YOUR ASSIGNMENT:
Output all the entries below. Each must match exactly.

Saved data entries:

::::

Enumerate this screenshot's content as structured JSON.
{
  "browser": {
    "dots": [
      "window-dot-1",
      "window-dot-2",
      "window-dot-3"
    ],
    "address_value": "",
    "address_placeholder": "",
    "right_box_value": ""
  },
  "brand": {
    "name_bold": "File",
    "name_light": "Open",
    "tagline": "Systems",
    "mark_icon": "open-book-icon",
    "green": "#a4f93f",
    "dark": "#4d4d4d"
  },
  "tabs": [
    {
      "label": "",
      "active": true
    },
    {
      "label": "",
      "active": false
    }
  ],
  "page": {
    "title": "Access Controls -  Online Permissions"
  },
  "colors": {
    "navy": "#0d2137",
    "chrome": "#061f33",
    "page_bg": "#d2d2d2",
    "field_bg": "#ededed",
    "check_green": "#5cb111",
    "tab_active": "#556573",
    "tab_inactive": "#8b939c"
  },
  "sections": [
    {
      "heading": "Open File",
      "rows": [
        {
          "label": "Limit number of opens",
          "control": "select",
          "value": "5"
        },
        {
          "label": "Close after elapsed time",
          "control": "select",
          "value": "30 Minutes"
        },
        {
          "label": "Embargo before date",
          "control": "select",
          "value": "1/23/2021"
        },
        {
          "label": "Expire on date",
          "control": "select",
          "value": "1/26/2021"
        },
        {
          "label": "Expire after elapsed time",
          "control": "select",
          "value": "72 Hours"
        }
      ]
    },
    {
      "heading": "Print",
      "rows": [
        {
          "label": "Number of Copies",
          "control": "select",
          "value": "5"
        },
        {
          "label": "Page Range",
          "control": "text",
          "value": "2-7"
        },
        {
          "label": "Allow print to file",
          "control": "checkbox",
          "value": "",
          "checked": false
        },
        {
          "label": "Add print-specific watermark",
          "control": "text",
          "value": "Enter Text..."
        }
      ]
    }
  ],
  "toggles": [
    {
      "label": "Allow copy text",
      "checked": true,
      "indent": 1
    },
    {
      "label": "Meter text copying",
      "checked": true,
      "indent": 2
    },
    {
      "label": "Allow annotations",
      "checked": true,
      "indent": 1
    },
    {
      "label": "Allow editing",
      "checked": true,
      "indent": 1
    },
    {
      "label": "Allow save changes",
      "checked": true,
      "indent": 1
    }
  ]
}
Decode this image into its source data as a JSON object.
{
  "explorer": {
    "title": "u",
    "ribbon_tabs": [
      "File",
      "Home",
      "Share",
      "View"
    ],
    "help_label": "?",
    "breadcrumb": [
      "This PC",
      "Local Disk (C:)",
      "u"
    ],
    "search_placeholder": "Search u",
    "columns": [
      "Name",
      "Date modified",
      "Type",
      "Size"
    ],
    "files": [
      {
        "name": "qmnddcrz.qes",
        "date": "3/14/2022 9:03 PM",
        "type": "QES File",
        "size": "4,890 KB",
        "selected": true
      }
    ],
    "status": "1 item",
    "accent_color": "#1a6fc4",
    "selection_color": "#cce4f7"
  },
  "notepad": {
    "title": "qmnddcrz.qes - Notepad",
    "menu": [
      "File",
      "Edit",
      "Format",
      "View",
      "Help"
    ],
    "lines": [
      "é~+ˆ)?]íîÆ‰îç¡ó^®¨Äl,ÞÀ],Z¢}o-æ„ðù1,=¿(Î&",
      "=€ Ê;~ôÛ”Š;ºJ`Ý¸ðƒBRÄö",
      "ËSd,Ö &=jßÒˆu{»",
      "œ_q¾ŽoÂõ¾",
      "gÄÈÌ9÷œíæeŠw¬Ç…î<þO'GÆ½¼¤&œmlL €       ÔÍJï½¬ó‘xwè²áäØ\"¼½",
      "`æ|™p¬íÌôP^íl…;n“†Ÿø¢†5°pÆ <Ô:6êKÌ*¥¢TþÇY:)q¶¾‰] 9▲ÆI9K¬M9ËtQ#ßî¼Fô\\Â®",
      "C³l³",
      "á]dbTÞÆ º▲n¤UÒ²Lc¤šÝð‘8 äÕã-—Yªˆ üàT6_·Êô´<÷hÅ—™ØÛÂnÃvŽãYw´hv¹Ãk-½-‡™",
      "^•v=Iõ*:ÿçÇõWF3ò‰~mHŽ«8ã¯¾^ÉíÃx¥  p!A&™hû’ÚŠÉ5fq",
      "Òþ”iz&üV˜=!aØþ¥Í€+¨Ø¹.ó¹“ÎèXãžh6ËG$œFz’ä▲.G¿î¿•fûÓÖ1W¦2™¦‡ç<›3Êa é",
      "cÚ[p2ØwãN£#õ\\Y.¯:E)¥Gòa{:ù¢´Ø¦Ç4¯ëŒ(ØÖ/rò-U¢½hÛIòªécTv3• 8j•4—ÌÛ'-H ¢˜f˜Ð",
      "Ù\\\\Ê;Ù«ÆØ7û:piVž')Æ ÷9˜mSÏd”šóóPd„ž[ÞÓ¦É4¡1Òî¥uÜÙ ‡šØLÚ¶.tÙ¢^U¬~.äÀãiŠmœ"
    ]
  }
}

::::

THE COMPLETED TASK:
Enumerate this screenshot's content as structured JSON.
{
  "browser": {
    "dots": [
      "window-dot-1",
      "window-dot-2",
      "window-dot-3"
    ],
    "address_value": "",
    "address_placeholder": "",
    "right_box_value": ""
  },
  "brand": {
    "name_bold": "File",
    "name_light": "Open",
    "tagline": "Systems",
    "mark_icon": "open-book-icon",
    "green": "#a4f93f",
    "dark": "#4d4d4d"
  },
  "tabs": [
    {
      "label": "",
      "active": true
    },
    {
      "label": "",
      "active": false
    }
  ],
  "page": {
    "title": "Access Controls -  Online Permissions"
  },
  "colors": {
    "navy": "#0d2137",
    "chrome": "#061f33",
    "page_bg": "#d2d2d2",
    "field_bg": "#ededed",
    "check_green": "#5cb111",
    "tab_active": "#556573",
    "tab_inactive": "#8b939c"
  },
  "sections": [
    {
      "heading": "Open File",
      "rows": [
        {
          "label": "Limit number of opens",
          "control": "select",
          "value": "5"
        },
        {
          "label": "Close after elapsed time",
          "control": "select",
          "value": "30 Minutes"
        },
        {
          "label": "Embargo before date",
          "control": "select",
          "value": "1/23/2021"
        },
        {
          "label": "Expire on date",
          "control": "select",
          "value": "1/26/2021"
        },
        {
          "label": "Expire after elapsed time",
          "control": "select",
          "value": "72 Hours"
        }
      ]
    },
    {
      "heading": "Print",
      "rows": [
        {
          "label": "Number of Copies",
          "control": "select",
          "value": "5"
        },
        {
          "label": "Page Range",
          "control": "text",
          "value": "2-7"
        },
        {
          "label": "Allow print to file",
          "control": "checkbox",
          "value": "",
          "checked": false
        },
        {
          "label": "Add print-specific watermark",
          "control": "text",
          "value": "Enter Text..."
        }
      ]
    }
  ],
  "toggles": [
    {
      "label": "Allow copy text",
      "checked": true,
      "indent": 1
    },
    {
      "label": "Meter text copying",
      "checked": true,
      "indent": 2
    },
    {
      "label": "Allow annotations",
      "checked": true,
      "indent": 1
    },
    {
      "label": "Allow editing",
      "checked": true,
      "indent": 1
    },
    {
      "label": "Allow save changes",
      "checked": true,
      "indent": 1
    }
  ]
}
Decode this image into its source data as a JSON object.
{
  "explorer": {
    "title": "u",
    "ribbon_tabs": [
      "File",
      "Home",
      "Share",
      "View"
    ],
    "help_label": "?",
    "breadcrumb": [
      "This PC",
      "Local Disk (C:)",
      "u"
    ],
    "search_placeholder": "Search u",
    "columns": [
      "Name",
      "Date modified",
      "Type",
      "Size"
    ],
    "files": [
      {
        "name": "qmnddcrz.qes",
        "date": "3/14/2022 9:03 PM",
        "type": "QES File",
        "size": "4,890 KB",
        "selected": true
      }
    ],
    "status": "1 item",
    "accent_color": "#1a6fc4",
    "selection_color": "#cce4f7"
  },
  "notepad": {
    "title": "qmnddcrz.qes - Notepad",
    "menu": [
      "File",
      "Edit",
      "Format",
      "View",
      "Help"
    ],
    "lines": [
      "é~+ˆ)?]íîÆ‰îç¡ó^®¨Äl,ÞÀ],Z¢}o-æ„ðù1,=¿(Î&",
      "=€ Ê;~ôÛ”Š;ºJ`Ý¸ðƒBRÄö",
      "ËSd,Ö &=jßÒˆu{»",
      "œ_q¾ŽoÂõ¾",
      "gÄÈÌ9÷œíæeŠw¬Ç…î<þO'GÆ½¼¤&œmlL €       ÔÍJï½¬ó‘xwè²áäØ\"¼½",
      "`æ|™p¬íÌôP^íl…;n“†Ÿø¢†5°pÆ <Ô:6êKÌ*¥¢TþÇY:)q¶¾‰] 9▲ÆI9K¬M9ËtQ#ßî¼Fô\\Â®",
      "C³l³",
      "á]dbTÞÆ º▲n¤UÒ²Lc¤šÝð‘8 äÕã-—Yªˆ üàT6_·Êô´<÷hÅ—™ØÛÂnÃvŽãYw´hv¹Ãk-½-‡™",
      "^•v=Iõ*:ÿçÇõWF3ò‰~mHŽ«8ã¯¾^ÉíÃx¥  p!A&™hû’ÚŠÉ5fq",
      "Òþ”iz&üV˜=!aØþ¥Í€+¨Ø¹.ó¹“ÎèXãžh6ËG$œFz’ä▲.G¿î¿•fûÓÖ1W¦2™¦‡ç<›3Êa é",
      "cÚ[p2ØwãN£#õ\\Y.¯:E)¥Gòa{:ù¢´Ø¦Ç4¯ëŒ(ØÖ/rò-U¢½hÛIòªécTv3• 8j•4—ÌÛ'-H ¢˜f˜Ð",
      "Ù\\\\Ê;Ù«ÆØ7û:piVž')Æ ÷9˜mSÏd”šóóPd„ž[ÞÓ¦É4¡1Òî¥uÜÙ ‡šØLÚ¶.tÙ¢^U¬~.äÀãiŠmœ"
    ]
  }
}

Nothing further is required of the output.